Who is going to take care of my parent’s when they are old?
Caught In The Middle
Dear Caught In The Middle,
You are not alone! Just listen for a moment, at any gathering of your friends, and there is a 100% chance of someone beginning a conversation involving their “Aging Parents”. The Baby Boomers have been described as the “Sandwich Generation”; caught in the middle caring for both children and aging parents, but what can be done to lighten the load?
As most children worry about their aging parents, the facts have shown that Middle-aged adults will probably spend more years caring for a parent than they did for their own children. This is in part to the increased life expectancy to age 80. So, where do you find the help you will inevitably need?
One option is bringing the parent into your home. Believe it or not, not only is that an option YOU resist, but your parent resists it more! They DO NOT want to be that burden. They also do not want to be made to feel incompetent, or dependent. Remember, they raised you. The better option is the “Village” approach.
As a Registered Nurse Geriatric Care ManagerA Registered Nurse Geriatric Care Manager is someone with special healthcare credentials who can customize care for you or a loved one. Whether you are making a transition from your home to a retirement community, or if you need assistance to remain in your home, your Registered Nurse Geriatric Care Manager handles all the details., I meet with the aging parent and their children…You. Together we assess the situation, the family availability, community options, free and out-of-pocket options in your area. I then develop a Plan Of Care that keeps your parent in their own home, safe and happy. The community supports include church volunteers, adult day centers, meal delivery programs and home monitoring. The out-of-pocket expenses would be the hiring of an in home Caregiver to supplement family support or Assisted Living facilities.There are payment options available to your parent depending on their financial capabilities and all of that will be explained during the assessment. It is important to note that the plan you develop today is a fluid one. As your parents needs change, so do the levels and types of care your parent will require. Be patient. Breathe. Share your frustration when you need to with your parent.
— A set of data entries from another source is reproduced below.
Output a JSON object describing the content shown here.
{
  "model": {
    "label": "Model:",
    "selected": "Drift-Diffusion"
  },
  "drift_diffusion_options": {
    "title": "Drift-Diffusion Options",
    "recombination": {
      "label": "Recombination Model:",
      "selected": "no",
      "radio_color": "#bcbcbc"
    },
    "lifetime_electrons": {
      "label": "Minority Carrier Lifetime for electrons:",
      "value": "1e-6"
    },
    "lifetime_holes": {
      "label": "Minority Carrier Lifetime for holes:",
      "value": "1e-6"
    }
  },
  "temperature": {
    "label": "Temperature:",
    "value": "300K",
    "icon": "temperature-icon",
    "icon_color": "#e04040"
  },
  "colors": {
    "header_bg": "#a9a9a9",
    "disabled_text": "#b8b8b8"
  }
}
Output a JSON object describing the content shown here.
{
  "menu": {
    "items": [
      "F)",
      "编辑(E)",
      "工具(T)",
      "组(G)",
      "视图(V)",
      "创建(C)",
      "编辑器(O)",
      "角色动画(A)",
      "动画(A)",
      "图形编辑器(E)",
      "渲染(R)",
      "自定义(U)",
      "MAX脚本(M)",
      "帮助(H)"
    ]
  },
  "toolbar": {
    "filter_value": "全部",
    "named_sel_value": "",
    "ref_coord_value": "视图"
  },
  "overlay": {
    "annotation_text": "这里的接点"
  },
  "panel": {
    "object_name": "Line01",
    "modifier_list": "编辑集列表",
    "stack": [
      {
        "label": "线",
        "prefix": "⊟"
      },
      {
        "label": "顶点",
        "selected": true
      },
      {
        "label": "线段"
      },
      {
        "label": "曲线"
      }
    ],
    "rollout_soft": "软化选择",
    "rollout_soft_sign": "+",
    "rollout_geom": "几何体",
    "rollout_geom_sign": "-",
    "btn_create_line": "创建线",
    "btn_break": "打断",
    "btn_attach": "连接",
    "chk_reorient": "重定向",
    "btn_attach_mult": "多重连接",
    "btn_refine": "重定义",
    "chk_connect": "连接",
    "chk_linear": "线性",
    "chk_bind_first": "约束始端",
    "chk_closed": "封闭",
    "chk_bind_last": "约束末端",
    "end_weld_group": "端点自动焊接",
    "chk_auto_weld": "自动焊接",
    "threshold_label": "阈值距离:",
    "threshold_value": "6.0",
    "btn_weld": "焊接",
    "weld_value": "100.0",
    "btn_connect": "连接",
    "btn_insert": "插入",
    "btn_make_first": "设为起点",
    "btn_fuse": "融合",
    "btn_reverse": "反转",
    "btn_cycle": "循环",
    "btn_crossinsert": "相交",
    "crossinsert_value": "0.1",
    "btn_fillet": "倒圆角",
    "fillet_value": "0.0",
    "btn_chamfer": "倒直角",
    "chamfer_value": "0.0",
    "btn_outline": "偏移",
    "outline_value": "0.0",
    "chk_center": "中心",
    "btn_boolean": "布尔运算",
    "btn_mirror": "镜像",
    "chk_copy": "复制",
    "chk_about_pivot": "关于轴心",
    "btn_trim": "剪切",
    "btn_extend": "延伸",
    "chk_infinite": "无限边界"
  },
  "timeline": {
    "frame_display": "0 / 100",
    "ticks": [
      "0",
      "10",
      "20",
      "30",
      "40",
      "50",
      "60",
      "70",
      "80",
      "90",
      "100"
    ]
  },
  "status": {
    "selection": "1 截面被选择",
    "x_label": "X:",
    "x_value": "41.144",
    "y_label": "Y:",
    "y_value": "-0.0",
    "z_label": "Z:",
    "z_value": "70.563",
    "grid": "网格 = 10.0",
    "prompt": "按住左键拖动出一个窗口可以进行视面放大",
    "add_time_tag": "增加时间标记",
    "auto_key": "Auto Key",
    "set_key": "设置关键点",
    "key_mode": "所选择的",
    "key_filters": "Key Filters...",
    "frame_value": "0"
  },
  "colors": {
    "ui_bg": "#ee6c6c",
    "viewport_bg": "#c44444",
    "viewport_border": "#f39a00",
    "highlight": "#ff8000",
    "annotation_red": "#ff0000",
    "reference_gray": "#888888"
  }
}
They are frustrated also, but together there is a way to get through this difficult time.
As always, the answers to your Caregiving questions are only a few clicks away.
Very truly yours,
Janice Guckin Barry, RN, Dear Nurse